▶ **Goal of the exercise**
Give the listing again in full and exactly, apart from its pictures.
Start of Source data
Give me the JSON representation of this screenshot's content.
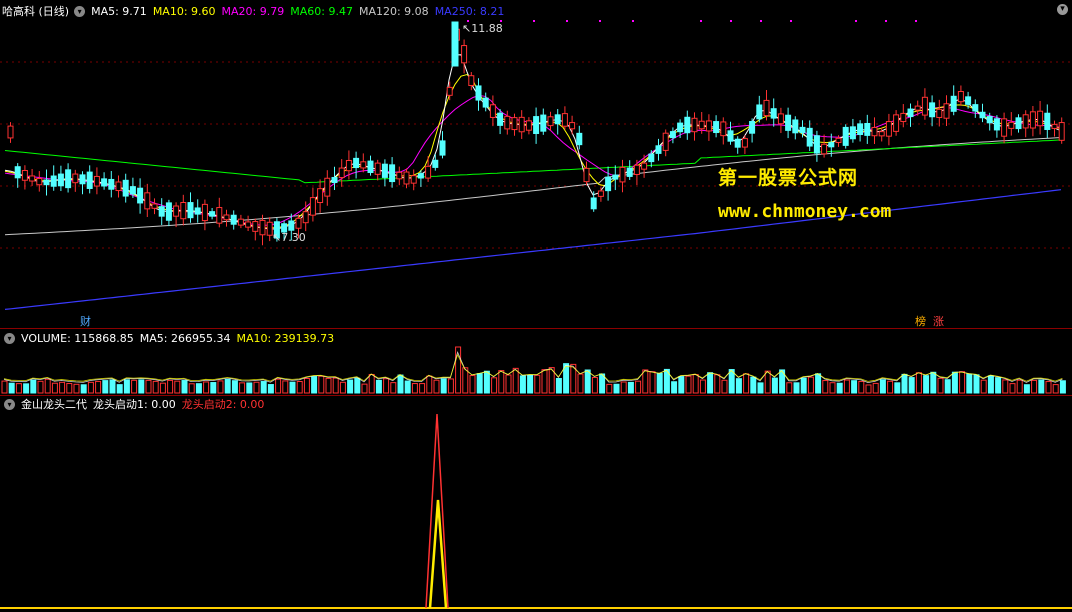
{
  "colors": {
    "up": "#ff3232",
    "down": "#54ffff",
    "ma5": "#ffffff",
    "ma10": "#ffff00",
    "ma20": "#ff00ff",
    "ma60": "#00ff00",
    "ma120": "#c8c8c8",
    "ma250": "#3a3aff",
    "red": "#ff3232"
  },
  "main": {
    "stock_title": "哈高科 (日线)",
    "ma5_label": "MA5: 9.71",
    "ma10_label": "MA10: 9.60",
    "ma20_label": "MA20: 9.79",
    "ma60_label": "MA60: 9.47",
    "ma120_label": "MA120: 9.08",
    "ma250_label": "MA250: 8.21",
    "high_marker": "11.88",
    "low_marker": "7.30",
    "watermark_name": "第一股票公式网",
    "watermark_url": "www.chnmoney.com",
    "event_tags": [
      "财",
      "榜",
      "涨"
    ]
  },
  "volume": {
    "title": "VOLUME: 115868.85",
    "ma5_label": "MA5: 266955.34",
    "ma10_label": "MA10: 239139.73"
  },
  "indicator": {
    "name": "金山龙头二代",
    "line1_label": "龙头启动1: 0.00",
    "line2_label": "龙头启动2: 0.00"
  }
}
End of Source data
▶ **Exercise response**
Give me the JSON representation of this screenshot's content.
{
  "colors": {
    "up": "#ff3232",
    "down": "#54ffff",
    "ma5": "#ffffff",
    "ma10": "#ffff00",
    "ma20": "#ff00ff",
    "ma60": "#00ff00",
    "ma120": "#c8c8c8",
    "ma250": "#3a3aff",
    "red": "#ff3232"
  },
  "main": {
    "stock_title": "哈高科 (日线)",
    "ma5_label": "MA5: 9.71",
    "ma10_label": "MA10: 9.60",
    "ma20_label": "MA20: 9.79",
    "ma60_label": "MA60: 9.47",
    "ma120_label": "MA120: 9.08",
    "ma250_label": "MA250: 8.21",
    "high_marker": "11.88",
    "low_marker": "7.30",
    "watermark_name": "第一股票公式网",
    "watermark_url": "www.chnmoney.com",
    "event_tags": [
      "财",
      "榜",
      "涨"
    ]
  },
  "volume": {
    "title": "VOLUME: 115868.85",
    "ma5_label": "MA5: 266955.34",
    "ma10_label": "MA10: 239139.73"
  },
  "indicator": {
    "name": "金山龙头二代",
    "line1_label": "龙头启动1: 0.00",
    "line2_label": "龙头启动2: 0.00"
  }
}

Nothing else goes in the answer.